Las Vegas Resort Fees Skyrocket Up To $45 Per Night
Photo Credit: Photo by Daniil Vnoutchkov on Unsplash

Photo Credit: Photo by Daniil Vnoutchkov on Unsplash

Las Vegas Resort Fees Skyrocket Up To $45 Per Night

Las Vegas , United States , Resorts
Kelsey Marie
Kelsey Marie Aug 20, 2019

A resort fee is a separate mandatory fee that a guest is charged by an accommodation aside from their regular room rate. In Vegas, many hotels have these nightly charges, which are often concealed and come as a shock to families when they receive their bill.

Resort fees have become a means for hotel’s financial gain and signs show they aren’t going anywhere — in fact, they’re rising.

Two major casinos have raised their resort fees since May to a record high on the Strip. As a result, vacation prices in Las Vegas are extremely inflated.

MGM Resorts International raised resort fees by $6 at three of their high-end resorts along the strip at the beginning of August. Now, if you want to stay at ARIA, Bellagio or Vdara, you’ll have to pay an extra $45 per night on top of your nightly room rate.

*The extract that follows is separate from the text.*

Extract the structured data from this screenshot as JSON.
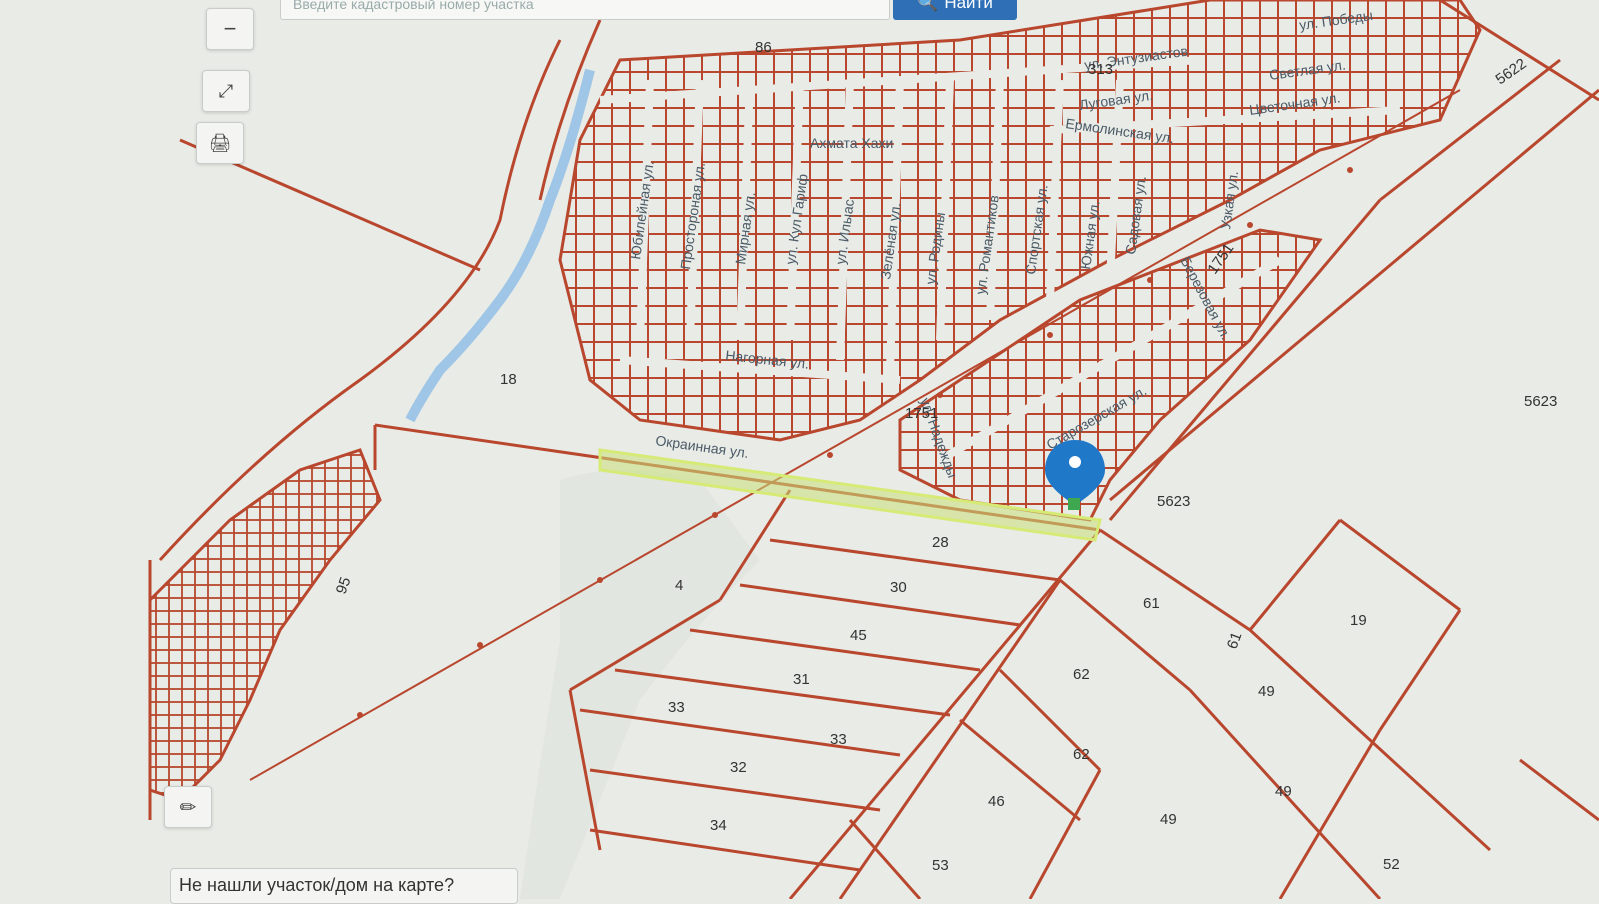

MGM spokesman Brian Ahern says in a statement: “We are constantly evaluating prices to ensure they properly reflect the business landscape and the services and amenities they support.”

Wynn Resorts raised their fees three months ago from $39 to $45 per night.

According to USA Today, a resort fee is “a mandatory charge that includes a bundle of services guests have come to expect during a hotel stay.”

These services can include free WiFi, pool access, complimentary drinks or a discounted breakfast.

For example, if you’re staying at the MGM Grand the base room rate is $145, after taxes, resort fees and taxes on the resort fees are factored in, the room will now be $206 per night.

Chad Beynon, a senior analyst at Macquarie Group Limited reveals that by raising fees by $5, companies end up generating an extra $50 million.

Beynon goes on to say, “MGM has company-wide goals to reach certain financial targets for 2020 that are extremely important for them to hit. If you could add another $50 million per year with resort fees, that is meaningful for a company to hit their goal.”

Resort fees became a favorable solution during the recession but it also has made it hard for travelers that want to enjoy Las Vegas on a budget.

Here’s how to determine resort fees before booking accommodations:

  • Check Vegas Advisor which tracks resort fees.
  • Head to the FAQ section of the resort’s website. You can usually find resort fee information there.
  • Be mindful of your reservation summary where taxes and resort fees are listed.
  • Ask a reservation agent to quote a complete price including taxes and resort fees before giving your payment information.

Las Vegas hotels that don’t charge resort fees:

  • Four Queens – 202 Fremont Street
  • Best Western Plus Casino Royale – 3411 S. Las Vegas Boulevard
  • Candlewood Suites – 4034 Paradise Road
  • Jockey Club – 3700 S. Las Vegas Boulevard